Poison oak is already growing into the trail, this will be a good year for it, so I’m glad I did this section early.

When I got to the Folsom truss bridge, the parkway trail was signed as closed, and I realized that 26 miles on the trail had left my feet pretty sore (I’ve neither been backpacking nor hiking much, just bicycling and walking), and I was unlikely to finish the 28 miles back home, so I walked to Folsom light rail and went home.

With the deep snows in the high Sierra, I imagine I’ll be backpacking and hiking a lot more in the Sierra foothills and the coast ranges this year, maybe not getting into the high country until late July.

This trail, in addition to being called the Pioneer Express Trail, is part of the American Discovery Trail (ADT) segment 5, Auburn to Sacramento. For other ADT trips, search American Discovery Trail.

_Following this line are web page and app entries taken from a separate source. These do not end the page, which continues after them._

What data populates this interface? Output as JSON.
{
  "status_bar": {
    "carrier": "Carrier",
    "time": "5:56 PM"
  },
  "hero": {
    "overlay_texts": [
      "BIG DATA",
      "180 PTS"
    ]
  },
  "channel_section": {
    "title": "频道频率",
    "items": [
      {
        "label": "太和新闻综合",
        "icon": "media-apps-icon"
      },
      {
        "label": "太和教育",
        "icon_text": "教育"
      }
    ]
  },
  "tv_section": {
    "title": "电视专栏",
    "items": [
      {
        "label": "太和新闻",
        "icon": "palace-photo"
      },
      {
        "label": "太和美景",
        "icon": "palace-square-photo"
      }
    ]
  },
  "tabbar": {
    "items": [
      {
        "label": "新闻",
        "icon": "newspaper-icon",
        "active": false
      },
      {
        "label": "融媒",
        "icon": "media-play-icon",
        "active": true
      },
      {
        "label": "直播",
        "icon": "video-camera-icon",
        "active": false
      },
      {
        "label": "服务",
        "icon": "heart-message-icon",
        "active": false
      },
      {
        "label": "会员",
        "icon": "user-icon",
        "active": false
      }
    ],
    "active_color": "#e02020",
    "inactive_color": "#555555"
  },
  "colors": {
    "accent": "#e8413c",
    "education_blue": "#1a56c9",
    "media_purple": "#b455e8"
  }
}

Photos on Flickr: https://www.flickr.com/photos/allisondan/albums/72157679687773391

 

ADT4/5: Foresthill to Folsom, spring 2015

unnamed creek below Foresthill
unnamed creek below Foresthill

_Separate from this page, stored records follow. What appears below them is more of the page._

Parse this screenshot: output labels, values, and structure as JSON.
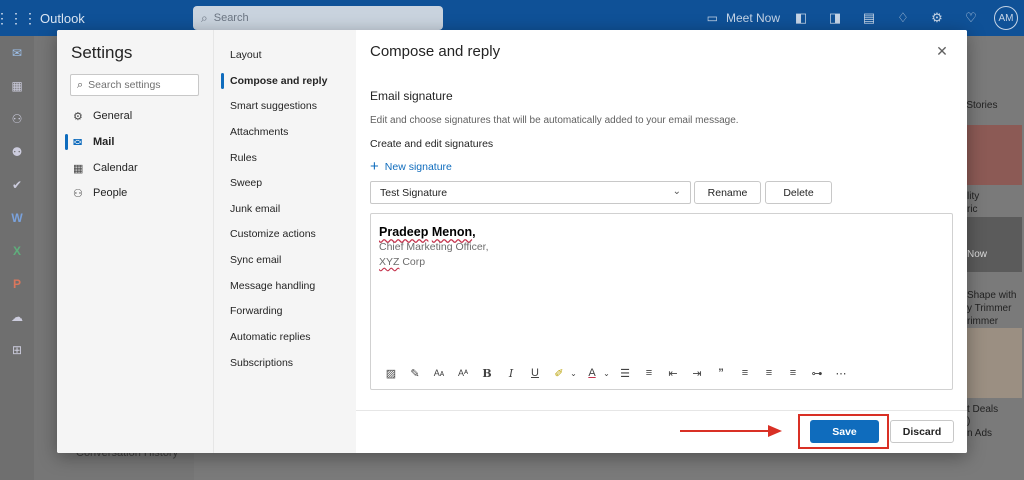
{
  "topbar": {
    "app_name": "Outlook",
    "search_placeholder": "Search",
    "meet_now": "Meet Now",
    "avatar_initials": "AM"
  },
  "background": {
    "conversation_history": "Conversation History",
    "right_pane_texts": [
      "d Stories",
      "lity",
      "ric",
      "Now",
      "Shape with",
      "y Trimmer",
      "rimmer",
      "t Deals",
      ")",
      "n Ads"
    ]
  },
  "settings": {
    "title": "Settings",
    "search_placeholder": "Search settings",
    "categories": [
      {
        "label": "General",
        "icon": "gear-icon"
      },
      {
        "label": "Mail",
        "icon": "mail-icon",
        "selected": true
      },
      {
        "label": "Calendar",
        "icon": "calendar-icon"
      },
      {
        "label": "People",
        "icon": "people-icon"
      }
    ],
    "mail_sections": [
      "Layout",
      "Compose and reply",
      "Smart suggestions",
      "Attachments",
      "Rules",
      "Sweep",
      "Junk email",
      "Customize actions",
      "Sync email",
      "Message handling",
      "Forwarding",
      "Automatic replies",
      "Subscriptions"
    ],
    "selected_section": "Compose and reply"
  },
  "content": {
    "title": "Compose and reply",
    "section_title": "Email signature",
    "section_desc": "Edit and choose signatures that will be automatically added to your email message.",
    "sub_title": "Create and edit signatures",
    "new_signature": "New signature",
    "selected_signature": "Test Signature",
    "rename_label": "Rename",
    "delete_label": "Delete",
    "signature": {
      "name_first": "Pradeep",
      "name_last": "Menon",
      "name_suffix": ",",
      "title": "Chief Marketing Officer,",
      "company_a": "XYZ",
      "company_b": " Corp"
    },
    "save_label": "Save",
    "discard_label": "Discard"
  },
  "colors": {
    "accent": "#0f6cbd",
    "topbar": "#0f5197",
    "annotation": "#d93025"
  }
}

This spring I re-hiked the American Discover Trail section 4, Foresthill to Auburn, and part of section 5, Auburn to Folsom. My purpose was to create a GPS track for ADT-4, which I had already tried twice and failed to do. I used my new iPhone 5C to create the track, but I hadn’t yet figured out how to maximize battery life, so it ran out about 2/3 of the way through. So I returned yet again to finish off the last 1/3 to Auburn. I’ve glued the GPS tracks back together using Adze on my Macintosh. Of course any time out on the trail is time well spent, and in re-doing this section, it has come to seem quite familiar and is now a favorite.

The ADT splits from the Western States trail just downstream of Ruck-A-Chucky campground, and then rejoins at the Mountain Quarries Railroad bridge. The ADT goes up on Foresthill ridge and then gradually descends back to the confluence of the Middle Fork and North Fork American River. Part of the route is along (new) Foresthill Road, part along (old) Foresthill Road, and the trail itself is partly on (old, old) Foresthill Road. The walk along Foresthill Road is quite unpleasant, with traffic whizzing along at 65 mph or more, and even the less trafficked (old) Foresthill Road is not pleasant. I looked for an alternative route to (old) Foresthill Road, but unfortunately there is not one. Several possible trails start off but then veer away. I will explore more in the future to see if there is a bypass for Foresthill Road. If you want a more natural experience, stick with the Western States trail, which descends and crosses the river, possible only at moderate to low water, of course.

I had been calling the river between the confluence and Folsom reservoir the American River, but apparently it is traditional to call this section the North Fork American River, all the way to the junction with the South Fork American River, now under Folsom reservoir.

Continue reading “ADT4/5: Foresthill to Folsom, spring 2015”

ADT5: Auburn to Sacramento 2012-05

Pioneer Express Trail above Folsom Reservoir
Pioneer Express Trail above Folsom Reservoir

Last May I hiked from Auburn to Sacramento on the American Discovery Trail (ADT – flakey website). I did not post on the trip, and unfortunately did not even have my journal with me, but I did at least take photos. I want to reconstruct the hike because it is part of my long-term goal to walk the entire California section of the ADT.

I took the Capitol Corridor Amtrak train up to Auburn (only one trip a day, not very convenient, but workable), then walked to the trailhead at the Auburn staging area which is the western terminus of the Western States Trail. I dropped down just a short way into the canyon to spend the night, and then continued downstream along the ADT, which is also called the Pioneer Express Trail, and then of course the American River Parkway from Folsom to Sacramento.

Continue reading “ADT5: Auburn to Sacramento 2012-05”